Very soon after taking office in 2009, President Obama appointed Richard Holbrooke as special envoy to Afghanistan and Pakistan.

This ‘Af-Pak’ setup showed a lack of understanding of how Pakistan-India tensions factor into any resolution of the Afghanistan crisis. US policy in Pakistan’s neighborhood is again starting to take shape as key players in the new administration are settling into their roles. Many of them are carry-overs from the Obama Administration.

As often happens, international crises don’t care about the timelines of a new administration. The incoming national security adviser has already stated that Afghanistan, Iran and China will require quick attention by the new government. Pakistan happens to be in the middle of all of these.

At the same time, the US appears to be moving forward with its plans for the newly coined ‘Indo-Pacific’ region. An alliance constituted for the purposes of countering assertive Chinese aims in Asia, giving India a prominent role in US policy in Asia.

Afghanistan is on the very urgent agenda of the Biden Administration. The previous administration had signed off on a deal with the Taliban that commits the US to withdrawing its forces from Afghanistan by May 2021. The terms of this agreement are under review by the new US government. No doubt the US will lean heavily on Pakistan to help implement whatever final terms emerge from this review.

In the past, US administrations have often blamed Pakistan for not supporting American efforts and, even worse, playing a double game. This comes to some extent from Washington not properly understanding the stakes for Pakistan in the final outcome in Afghanistan. Previous administrations had also failed to understand this as was evident in the creation of the Afghanistan-Pakistan envoy role.

Pakistan sees the emergence of a hostile regime in Kabul as an existential threat. This would be the case if any emerging scenario post US exit gives meaningful leverage to India in Afghanistan, which continues to make territorial claims against parts of Pakistan, while India is suspected of fomenting unrest in volatile regions within Pakistan.

India continues to angle for more and more influence in any emerging power structure in Kabul, at times directly encouraged by US leadership. Unless the US government understands Pakistan’s legitimate concerns, it will be difficult to have Pakistan play a constructive role in the resolution of the Afghan crisis.

On the other hand, Pakistan’s leadership needs to understand the legitimate concerns of the US. Afghanistan territory under the previous Taliban government was allowed to be used to plan a vicious terrorist attack against the US in September 2001. The US is rightly concerned about the reemergence of an Islamist government in Kabul.

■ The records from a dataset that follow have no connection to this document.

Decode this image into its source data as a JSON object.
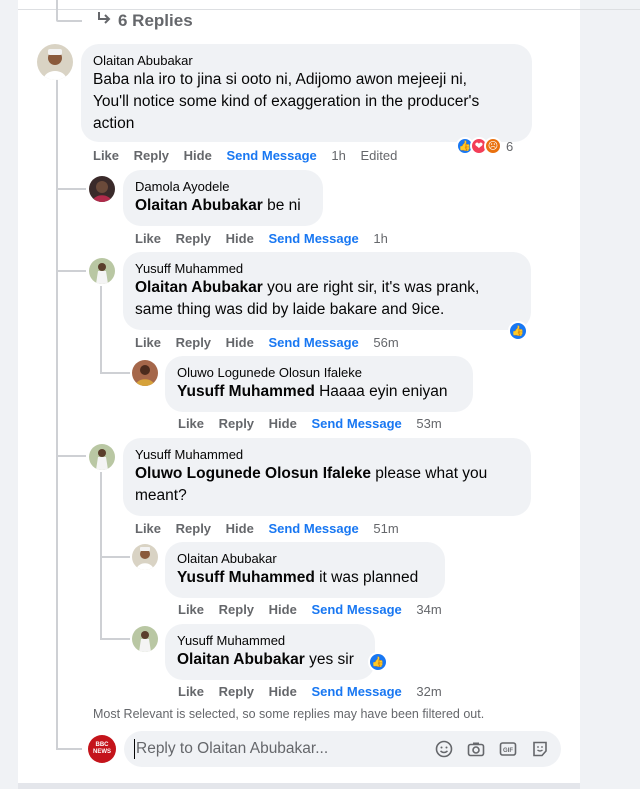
{
  "replies_toggle": {
    "label": "6 Replies"
  },
  "comments": [
    {
      "author": "Olaitan Abubakar",
      "text_lines": [
        "Baba nla iro to jina si ooto ni, Adijomo awon mejeeji ni,",
        "You'll notice some kind of exaggeration in the producer's",
        "action"
      ],
      "actions": {
        "like": "Like",
        "reply": "Reply",
        "hide": "Hide",
        "send": "Send Message",
        "time": "1h",
        "edited": "Edited"
      },
      "reaction_count": "6"
    },
    {
      "author": "Damola Ayodele",
      "mention": "Olaitan Abubakar",
      "text": " be ni",
      "actions": {
        "like": "Like",
        "reply": "Reply",
        "hide": "Hide",
        "send": "Send Message",
        "time": "1h"
      }
    },
    {
      "author": "Yusuff Muhammed",
      "mention": "Olaitan Abubakar",
      "text_lines": [
        " you are right sir, it's was prank,",
        "same thing was did by laide bakare and 9ice."
      ],
      "actions": {
        "like": "Like",
        "reply": "Reply",
        "hide": "Hide",
        "send": "Send Message",
        "time": "56m"
      }
    },
    {
      "author": "Oluwo Logunede Olosun Ifaleke",
      "mention": "Yusuff Muhammed",
      "text": " Haaaa eyin eniyan",
      "actions": {
        "like": "Like",
        "reply": "Reply",
        "hide": "Hide",
        "send": "Send Message",
        "time": "53m"
      }
    },
    {
      "author": "Yusuff Muhammed",
      "mention": "Oluwo Logunede Olosun Ifaleke",
      "text_lines": [
        " please what you",
        "meant?"
      ],
      "actions": {
        "like": "Like",
        "reply": "Reply",
        "hide": "Hide",
        "send": "Send Message",
        "time": "51m"
      }
    },
    {
      "author": "Olaitan Abubakar",
      "mention": "Yusuff Muhammed",
      "text": " it was planned",
      "actions": {
        "like": "Like",
        "reply": "Reply",
        "hide": "Hide",
        "send": "Send Message",
        "time": "34m"
      }
    },
    {
      "author": "Yusuff Muhammed",
      "mention": "Olaitan Abubakar",
      "text": " yes sir",
      "actions": {
        "like": "Like",
        "reply": "Reply",
        "hide": "Hide",
        "send": "Send Message",
        "time": "32m"
      }
    }
  ],
  "filter_note": "Most Relevant is selected, so some replies may have been filtered out.",
  "reply_box": {
    "placeholder": "Reply to Olaitan Abubakar...",
    "avatar_text": "BBC NEWS",
    "icons": [
      "emoji-icon",
      "camera-icon",
      "gif-icon",
      "sticker-icon"
    ]
  },
  "colors": {
    "link": "#1877f2",
    "bubble": "#f0f2f5",
    "muted": "#65676b",
    "like": "#1877f2",
    "love": "#f33e58",
    "angry": "#e9710f"
  }
}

While the US military engagement in Afghanistan of nearly two decades has failed to deliver a government that would be more amenable to the US, it can hardly stand by and let power slip to forces that could again threaten its interest in the region and beyond. The respective aims of the US and Pakistan notwithstanding, it is not in Pakistan’s interests to be seen as “duplicitous” in Washington.

At the same time, India is set to play a large role in the US policy of containment of China, particularly given the strong Indian lobby in Washington. If there is any hope for Pakistan to achieve its goals in any final settlement in Afghanistan, it must make itself heard clearly and honestly by the new Biden Administration.

America’s strategic interests in Afghanistan, Iran and China provide Pakistan a unique opportunity to be a constructive partner to the US, and in the process achieve its own security and foreign policy goals.

S Qaisar Shareef, "US in Afghanistan," The News. 2021-02-16.
Keywords: Political science , Afghan crises , Biden administration , Obama administration , National security , Strategic interest , Foreign policy , Leadership , Afghanistan , America , Pakistan